= Beginning of Section =
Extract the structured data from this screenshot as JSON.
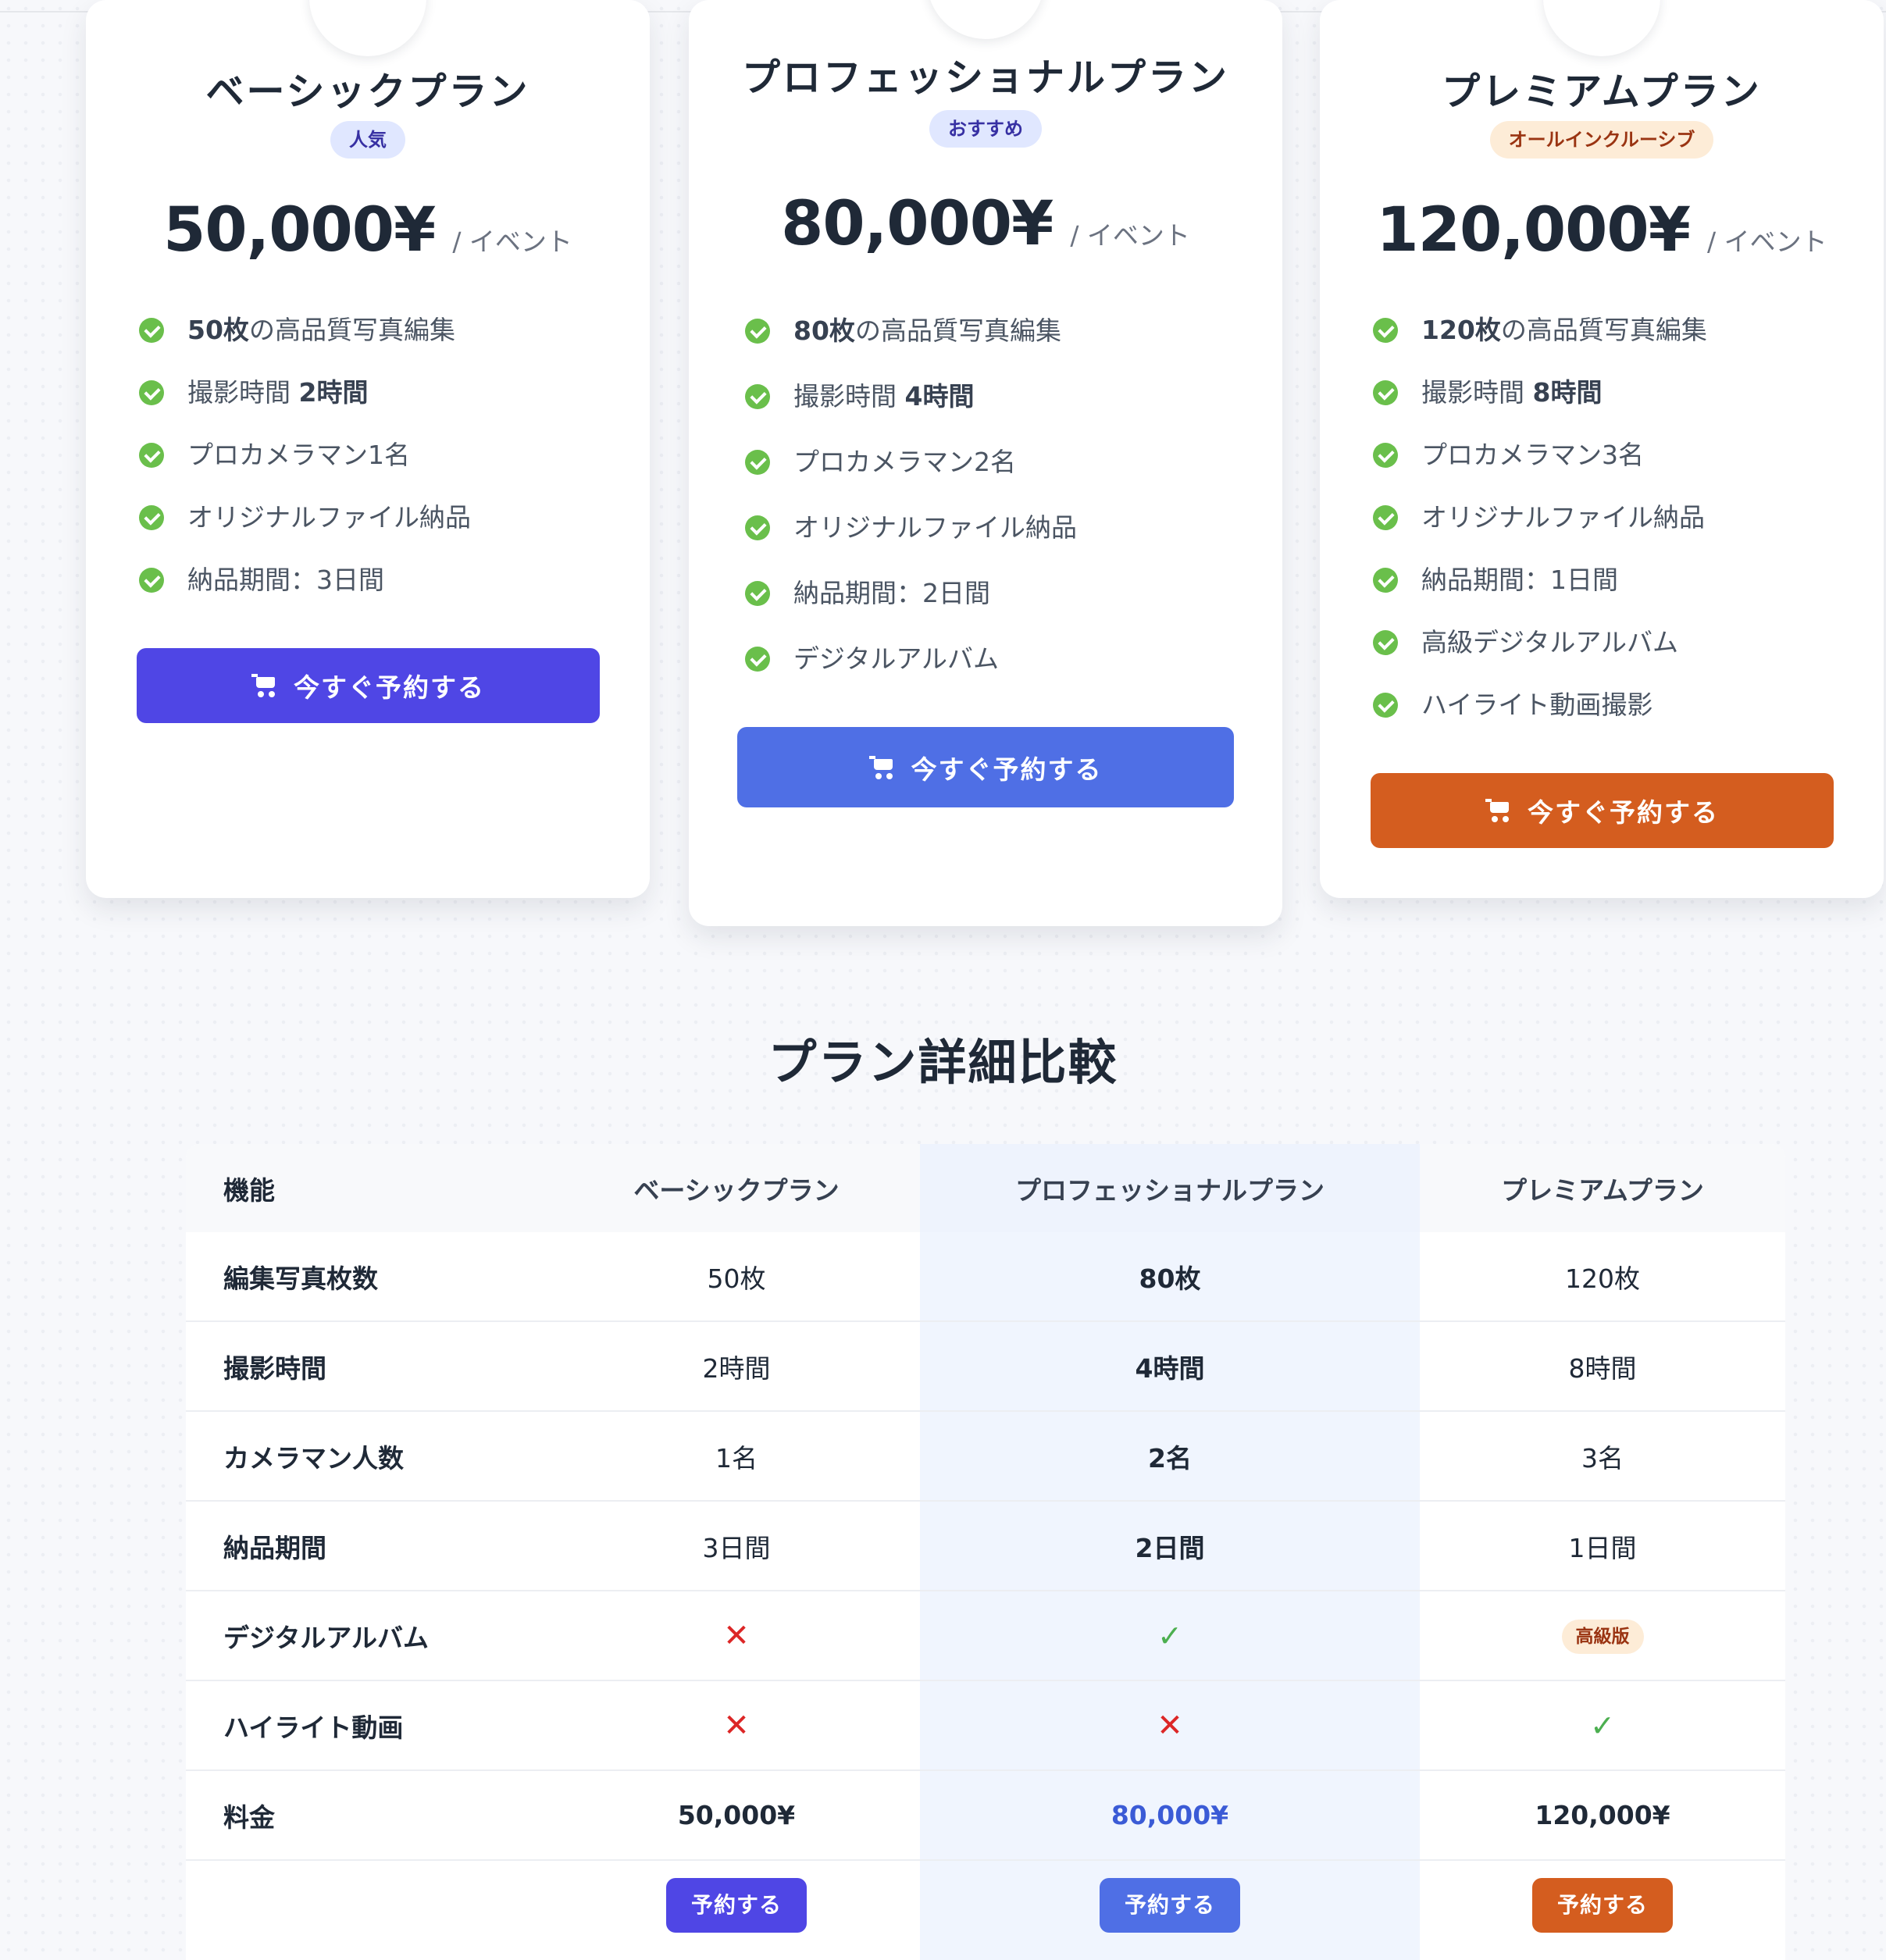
{
  "plans": [
    {
      "title": "ベーシックプラン",
      "badge": "人気",
      "price": "50,000¥",
      "per": "/ イベント",
      "features": [
        {
          "pre": "",
          "bold": "50枚",
          "post": "の高品質写真編集"
        },
        {
          "pre": "撮影時間 ",
          "bold": "2時間",
          "post": ""
        },
        {
          "pre": "プロカメラマン1名",
          "bold": "",
          "post": ""
        },
        {
          "pre": "オリジナルファイル納品",
          "bold": "",
          "post": ""
        },
        {
          "pre": "納品期間：3日間",
          "bold": "",
          "post": ""
        }
      ],
      "cta": "今すぐ予約する"
    },
    {
      "title": "プロフェッショナルプラン",
      "badge": "おすすめ",
      "price": "80,000¥",
      "per": "/ イベント",
      "features": [
        {
          "pre": "",
          "bold": "80枚",
          "post": "の高品質写真編集"
        },
        {
          "pre": "撮影時間 ",
          "bold": "4時間",
          "post": ""
        },
        {
          "pre": "プロカメラマン2名",
          "bold": "",
          "post": ""
        },
        {
          "pre": "オリジナルファイル納品",
          "bold": "",
          "post": ""
        },
        {
          "pre": "納品期間：2日間",
          "bold": "",
          "post": ""
        },
        {
          "pre": "デジタルアルバム",
          "bold": "",
          "post": ""
        }
      ],
      "cta": "今すぐ予約する"
    },
    {
      "title": "プレミアムプラン",
      "badge": "オールインクルーシブ",
      "price": "120,000¥",
      "per": "/ イベント",
      "features": [
        {
          "pre": "",
          "bold": "120枚",
          "post": "の高品質写真編集"
        },
        {
          "pre": "撮影時間 ",
          "bold": "8時間",
          "post": ""
        },
        {
          "pre": "プロカメラマン3名",
          "bold": "",
          "post": ""
        },
        {
          "pre": "オリジナルファイル納品",
          "bold": "",
          "post": ""
        },
        {
          "pre": "納品期間：1日間",
          "bold": "",
          "post": ""
        },
        {
          "pre": "高級デジタルアルバム",
          "bold": "",
          "post": ""
        },
        {
          "pre": "ハイライト動画撮影",
          "bold": "",
          "post": ""
        }
      ],
      "cta": "今すぐ予約する"
    }
  ],
  "comparison": {
    "title": "プラン詳細比較",
    "headers": [
      "機能",
      "ベーシックプラン",
      "プロフェッショナルプラン",
      "プレミアムプラン"
    ],
    "rows": [
      {
        "feature": "編集写真枚数",
        "values": [
          "50枚",
          "80枚",
          "120枚"
        ]
      },
      {
        "feature": "撮影時間",
        "values": [
          "2時間",
          "4時間",
          "8時間"
        ]
      },
      {
        "feature": "カメラマン人数",
        "values": [
          "1名",
          "2名",
          "3名"
        ]
      },
      {
        "feature": "納品期間",
        "values": [
          "3日間",
          "2日間",
          "1日間"
        ]
      },
      {
        "feature": "デジタルアルバム",
        "values": [
          "✕",
          "✓",
          "高級版"
        ]
      },
      {
        "feature": "ハイライト動画",
        "values": [
          "✕",
          "✕",
          "✓"
        ]
      },
      {
        "feature": "料金",
        "values": [
          "50,000¥",
          "80,000¥",
          "120,000¥"
        ]
      }
    ],
    "book_label": "予約する"
  },
  "icons": {
    "feature_check": "check-circle-icon",
    "cta": "cart-icon",
    "not_included": "x-mark-icon",
    "included": "checkmark-icon"
  },
  "colors": {
    "basic_accent": "#4f46e5",
    "professional_accent": "#4f6fe5",
    "premium_accent": "#d45d1f",
    "check_green": "#6abf4b",
    "cross_red": "#dc2626",
    "professional_column_bg": "#f0f5fe"
  }
}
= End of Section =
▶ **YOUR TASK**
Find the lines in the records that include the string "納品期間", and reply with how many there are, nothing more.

▶ **RESULT OF THE TASK**
4